McKissock Garden Regeneration
McKissock Ward, Atkinson Morley Wing, St.George's Hospital
During John’s treatment, we discovered the roof gardens for neurological patients outside McKissock Ward. The famous Brain Surgeon Henry Marsh CBE commissioned the gardens to help with patient recovery however following Henry's retirement in 2015 the garden was in serious need of some TLC.
With the agreement of the hospital the John King Brain Tumour Foundation has adopted the garden and and thanks to a team of friends and charitable donations , it has been transformed into an oasis where patients and their families can escape the hospital and see the sky, surrounded by trees and growing plants all full of life.
I found life on the ward extremely noisy, bright and exhausting thus was delighted when I discovered the roof garden. It brought me great joy at a time of great stress.
- Wendy Dutton (May 2019)
Over the last few months the neurosurgical wards and theatres at the Atkinson Morley Wing, St. George’s were converted to house and treat those infected with COVID- 19, so the wonderful team there have been battling on the frontline against the virus with trying days of hard choices and rationed resources.

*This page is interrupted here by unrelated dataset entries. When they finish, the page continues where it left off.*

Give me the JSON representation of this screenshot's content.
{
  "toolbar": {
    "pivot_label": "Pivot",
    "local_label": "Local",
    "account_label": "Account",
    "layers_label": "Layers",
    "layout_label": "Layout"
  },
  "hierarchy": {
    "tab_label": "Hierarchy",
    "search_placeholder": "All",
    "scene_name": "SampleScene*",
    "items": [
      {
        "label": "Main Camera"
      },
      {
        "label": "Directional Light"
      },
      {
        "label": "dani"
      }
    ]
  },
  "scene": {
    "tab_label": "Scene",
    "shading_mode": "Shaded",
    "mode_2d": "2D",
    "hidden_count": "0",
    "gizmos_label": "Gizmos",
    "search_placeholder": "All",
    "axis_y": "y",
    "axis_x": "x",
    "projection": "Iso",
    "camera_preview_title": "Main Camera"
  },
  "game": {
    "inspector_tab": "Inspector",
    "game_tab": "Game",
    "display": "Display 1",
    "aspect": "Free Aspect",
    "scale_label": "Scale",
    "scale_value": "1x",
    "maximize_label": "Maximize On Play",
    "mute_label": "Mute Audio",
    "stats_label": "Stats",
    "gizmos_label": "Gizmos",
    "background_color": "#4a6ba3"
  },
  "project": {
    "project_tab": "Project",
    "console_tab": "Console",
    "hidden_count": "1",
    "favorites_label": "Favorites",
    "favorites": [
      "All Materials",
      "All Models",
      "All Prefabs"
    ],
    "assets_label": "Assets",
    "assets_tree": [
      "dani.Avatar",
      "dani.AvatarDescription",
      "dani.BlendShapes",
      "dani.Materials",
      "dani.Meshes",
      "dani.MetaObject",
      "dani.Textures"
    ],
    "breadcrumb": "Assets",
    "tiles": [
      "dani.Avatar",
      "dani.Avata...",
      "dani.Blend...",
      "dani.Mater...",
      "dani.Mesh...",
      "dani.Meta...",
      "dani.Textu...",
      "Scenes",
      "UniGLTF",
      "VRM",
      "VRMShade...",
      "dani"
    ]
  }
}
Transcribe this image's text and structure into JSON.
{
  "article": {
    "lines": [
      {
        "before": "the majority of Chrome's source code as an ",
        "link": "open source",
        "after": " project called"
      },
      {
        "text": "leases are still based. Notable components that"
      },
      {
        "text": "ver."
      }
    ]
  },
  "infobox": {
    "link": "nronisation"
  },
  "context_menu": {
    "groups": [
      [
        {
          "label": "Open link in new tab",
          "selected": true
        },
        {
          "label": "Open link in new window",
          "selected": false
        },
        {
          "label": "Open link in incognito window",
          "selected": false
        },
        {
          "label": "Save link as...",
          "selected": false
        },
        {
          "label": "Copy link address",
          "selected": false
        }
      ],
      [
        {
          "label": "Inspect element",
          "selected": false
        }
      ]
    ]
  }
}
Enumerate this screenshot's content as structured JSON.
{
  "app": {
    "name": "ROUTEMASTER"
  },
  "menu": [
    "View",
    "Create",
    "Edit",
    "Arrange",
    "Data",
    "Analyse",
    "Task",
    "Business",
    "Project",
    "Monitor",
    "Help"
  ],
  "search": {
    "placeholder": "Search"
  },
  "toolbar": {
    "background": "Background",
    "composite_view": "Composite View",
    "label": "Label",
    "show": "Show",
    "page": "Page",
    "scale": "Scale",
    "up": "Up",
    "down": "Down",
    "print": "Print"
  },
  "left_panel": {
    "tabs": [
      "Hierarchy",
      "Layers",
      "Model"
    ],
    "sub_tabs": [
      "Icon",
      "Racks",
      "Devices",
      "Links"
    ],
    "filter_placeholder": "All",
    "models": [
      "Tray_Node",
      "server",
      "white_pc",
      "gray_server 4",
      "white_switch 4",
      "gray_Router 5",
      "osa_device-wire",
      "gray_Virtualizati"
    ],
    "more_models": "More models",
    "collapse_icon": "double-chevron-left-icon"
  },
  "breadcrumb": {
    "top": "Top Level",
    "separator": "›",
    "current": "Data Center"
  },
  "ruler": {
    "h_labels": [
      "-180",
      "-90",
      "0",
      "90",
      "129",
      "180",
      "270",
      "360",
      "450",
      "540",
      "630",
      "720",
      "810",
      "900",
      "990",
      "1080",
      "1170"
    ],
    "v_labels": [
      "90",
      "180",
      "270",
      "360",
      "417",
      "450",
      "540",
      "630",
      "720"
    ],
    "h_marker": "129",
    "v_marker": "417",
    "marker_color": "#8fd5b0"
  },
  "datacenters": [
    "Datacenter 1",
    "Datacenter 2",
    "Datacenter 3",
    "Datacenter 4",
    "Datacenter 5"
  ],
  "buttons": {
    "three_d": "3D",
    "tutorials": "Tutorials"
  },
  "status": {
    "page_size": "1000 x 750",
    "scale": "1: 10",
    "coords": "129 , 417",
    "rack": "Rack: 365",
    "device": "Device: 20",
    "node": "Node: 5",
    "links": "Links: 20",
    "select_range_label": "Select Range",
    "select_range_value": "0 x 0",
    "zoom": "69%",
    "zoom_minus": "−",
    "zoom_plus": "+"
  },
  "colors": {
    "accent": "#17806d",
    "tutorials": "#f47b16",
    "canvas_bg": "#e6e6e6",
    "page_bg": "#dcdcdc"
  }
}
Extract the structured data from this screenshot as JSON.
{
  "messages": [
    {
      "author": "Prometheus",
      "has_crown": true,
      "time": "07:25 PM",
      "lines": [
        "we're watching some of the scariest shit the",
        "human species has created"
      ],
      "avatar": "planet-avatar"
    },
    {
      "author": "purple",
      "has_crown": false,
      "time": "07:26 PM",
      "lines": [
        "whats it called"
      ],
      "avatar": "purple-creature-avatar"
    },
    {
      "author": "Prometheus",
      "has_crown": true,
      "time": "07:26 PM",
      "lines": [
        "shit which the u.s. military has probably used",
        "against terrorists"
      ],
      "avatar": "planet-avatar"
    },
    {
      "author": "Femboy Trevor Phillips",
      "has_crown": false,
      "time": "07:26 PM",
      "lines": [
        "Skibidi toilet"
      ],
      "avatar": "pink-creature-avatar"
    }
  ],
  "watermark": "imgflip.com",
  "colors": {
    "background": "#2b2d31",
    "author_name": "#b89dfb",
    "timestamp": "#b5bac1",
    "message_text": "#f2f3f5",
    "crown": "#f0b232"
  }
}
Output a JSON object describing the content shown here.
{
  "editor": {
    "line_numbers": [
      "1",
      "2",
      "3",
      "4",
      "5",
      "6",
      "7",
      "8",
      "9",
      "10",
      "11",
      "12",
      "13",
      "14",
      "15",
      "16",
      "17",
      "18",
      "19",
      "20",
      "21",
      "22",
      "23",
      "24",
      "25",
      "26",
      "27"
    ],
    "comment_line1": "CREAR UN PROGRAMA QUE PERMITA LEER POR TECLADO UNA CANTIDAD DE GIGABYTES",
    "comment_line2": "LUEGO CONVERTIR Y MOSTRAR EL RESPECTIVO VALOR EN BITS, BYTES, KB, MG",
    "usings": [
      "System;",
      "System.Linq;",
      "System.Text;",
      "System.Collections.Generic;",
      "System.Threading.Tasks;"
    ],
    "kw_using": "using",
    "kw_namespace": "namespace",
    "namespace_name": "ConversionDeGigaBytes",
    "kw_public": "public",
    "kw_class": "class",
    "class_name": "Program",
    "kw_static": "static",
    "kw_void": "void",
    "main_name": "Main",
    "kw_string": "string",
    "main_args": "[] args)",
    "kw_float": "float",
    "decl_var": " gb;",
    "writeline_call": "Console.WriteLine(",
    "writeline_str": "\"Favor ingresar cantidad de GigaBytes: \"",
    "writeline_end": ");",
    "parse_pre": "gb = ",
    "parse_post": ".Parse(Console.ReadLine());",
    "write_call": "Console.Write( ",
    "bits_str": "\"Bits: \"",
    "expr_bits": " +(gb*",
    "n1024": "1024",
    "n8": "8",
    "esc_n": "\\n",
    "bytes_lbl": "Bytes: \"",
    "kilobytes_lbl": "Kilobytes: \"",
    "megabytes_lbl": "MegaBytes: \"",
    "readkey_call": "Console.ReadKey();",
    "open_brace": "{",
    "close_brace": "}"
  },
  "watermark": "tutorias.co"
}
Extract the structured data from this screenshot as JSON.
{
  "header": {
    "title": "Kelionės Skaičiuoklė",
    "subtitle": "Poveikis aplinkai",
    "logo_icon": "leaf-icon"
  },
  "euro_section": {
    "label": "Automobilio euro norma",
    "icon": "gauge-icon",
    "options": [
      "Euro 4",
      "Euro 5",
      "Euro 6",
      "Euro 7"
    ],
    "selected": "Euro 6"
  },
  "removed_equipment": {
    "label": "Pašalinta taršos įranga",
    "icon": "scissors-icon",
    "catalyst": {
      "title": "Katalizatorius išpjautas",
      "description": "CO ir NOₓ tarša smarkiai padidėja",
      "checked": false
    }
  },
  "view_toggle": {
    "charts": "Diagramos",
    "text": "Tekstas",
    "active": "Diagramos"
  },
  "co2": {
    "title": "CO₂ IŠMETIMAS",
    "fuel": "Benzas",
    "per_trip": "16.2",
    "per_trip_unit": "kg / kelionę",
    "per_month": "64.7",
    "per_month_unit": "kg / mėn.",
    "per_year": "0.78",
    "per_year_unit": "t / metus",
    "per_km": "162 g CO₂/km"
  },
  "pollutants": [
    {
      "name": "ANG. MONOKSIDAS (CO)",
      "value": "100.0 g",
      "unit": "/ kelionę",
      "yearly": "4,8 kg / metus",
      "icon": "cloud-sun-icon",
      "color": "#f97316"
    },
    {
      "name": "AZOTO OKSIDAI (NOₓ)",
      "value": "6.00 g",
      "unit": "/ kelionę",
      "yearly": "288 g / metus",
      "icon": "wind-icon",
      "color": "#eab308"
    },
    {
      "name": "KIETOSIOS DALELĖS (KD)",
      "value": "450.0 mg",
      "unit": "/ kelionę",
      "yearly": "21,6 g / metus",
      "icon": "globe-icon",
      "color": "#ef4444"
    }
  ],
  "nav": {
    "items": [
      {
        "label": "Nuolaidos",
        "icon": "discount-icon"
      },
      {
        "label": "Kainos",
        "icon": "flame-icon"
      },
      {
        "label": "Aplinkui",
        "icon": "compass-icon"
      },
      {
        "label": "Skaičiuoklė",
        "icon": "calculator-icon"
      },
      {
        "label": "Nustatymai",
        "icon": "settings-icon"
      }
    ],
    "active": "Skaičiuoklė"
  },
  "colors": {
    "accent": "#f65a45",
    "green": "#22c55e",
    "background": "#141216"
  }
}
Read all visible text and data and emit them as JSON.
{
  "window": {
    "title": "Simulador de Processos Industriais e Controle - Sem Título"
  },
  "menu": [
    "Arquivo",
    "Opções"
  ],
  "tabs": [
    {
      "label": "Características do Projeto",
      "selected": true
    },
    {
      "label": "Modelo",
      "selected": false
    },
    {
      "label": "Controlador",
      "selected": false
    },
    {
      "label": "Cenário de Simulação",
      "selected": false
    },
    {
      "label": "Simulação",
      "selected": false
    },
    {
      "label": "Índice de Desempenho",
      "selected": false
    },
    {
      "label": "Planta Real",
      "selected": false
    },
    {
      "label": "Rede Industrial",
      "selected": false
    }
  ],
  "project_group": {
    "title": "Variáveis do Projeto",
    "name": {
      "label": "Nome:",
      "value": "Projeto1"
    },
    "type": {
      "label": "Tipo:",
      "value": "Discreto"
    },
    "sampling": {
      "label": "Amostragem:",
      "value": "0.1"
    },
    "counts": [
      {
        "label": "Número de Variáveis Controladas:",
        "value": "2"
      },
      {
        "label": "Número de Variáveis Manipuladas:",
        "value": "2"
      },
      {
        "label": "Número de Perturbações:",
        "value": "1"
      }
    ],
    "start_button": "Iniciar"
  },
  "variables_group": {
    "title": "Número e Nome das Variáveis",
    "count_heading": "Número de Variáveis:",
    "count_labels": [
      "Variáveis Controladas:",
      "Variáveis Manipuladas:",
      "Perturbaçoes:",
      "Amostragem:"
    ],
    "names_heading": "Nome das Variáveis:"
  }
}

The roof garden adjacent to the McKissock Ward, which the John King Brain Tumour Foundation maintain, became a peaceful haven to the staff where they could escape the intensity of the wards and feel the fresh air.
Just wanted to say thank you for the roof garden. I’m an anaesthetist and I was deployed to work on the Covid ICU’s for 8 weeks in March and April when we were the busiest.I’ve been moved back to the operating theatres now as things have calmed down. Those weeks on Brodie ICU ward were tough and challenging. But the garden made such a big difference to all of us who worked there. It meant that we could have half an hour in the fresh air to have our lunch. So good for our wellbeing and it was a lovely space to be together with colleagues. It’s what made those grim weeks bearable for me to be honest with you - so thank you so much from all of us.
- Dr Rumiko King, Anaesthetist (June 2020)
“The PPE staff are wearing is very hot, and they are working in scrubs, so the roof garden is a haven where staff can step out for some quiet reflection and to cool down. We cannot give the staff a hug, but these flowers will.”
- Laura King
Paediatric Neurosurgery Equipment
June 2020, St. Georges Hospital
We are delighted to announce that the charity have been awarded a grant of £13,000 from the DM Thomas Foundation to enable us to purchase a Combined Two-Pin Skull Clamp and Actuated Headrest for the paediatric neurosurgery team at St. George’s Hospital. It is a state-of-the-art system which is safe for children under 5 years old and reduces potential complications such as skin necrosis and pressure sores.
The Headrest will provide cranial support for infants and young children when they are lying on their front or back. It also allows adjustments and thus flexibility in patient positioning. It has an adjustable pad base which will accommodate various head sizes.
February 2019, St.George's Hospital
The John King Brain Tumour Foundation is passionate about supporting the incredible work of Tim Jones, Neurosurgeon, St. George’s Hospital Trust, Tooting, London.
In February 2019 , our fundraising activities enabled us to purchase a £150,000 state-of-the-art Zeiss Pentero 900 surgical microscope, currently not available through NHS funding. The new Microscope enables surgeons to see further into the brain and thus be able to remove more of the tumour during surgery. Not only will this increase patients’ life spans but also help Tim Jones, the consultant neuro-surgeon at St. Georges, to provide training to his team. The new equipment has a “teaching arm” which allows others to watch the surgery and learn during live operations. The new microscope will be used approximately 1,200 times a year in theatre and will not only help adults and children with brain tumours but also will be used for other paediatric and adult neurosurgery including spinal cord surgery, repairing ruptured blood vessels in the brain, brain tumour removal and repair of spinal bifida in children, trauma and many other conditions.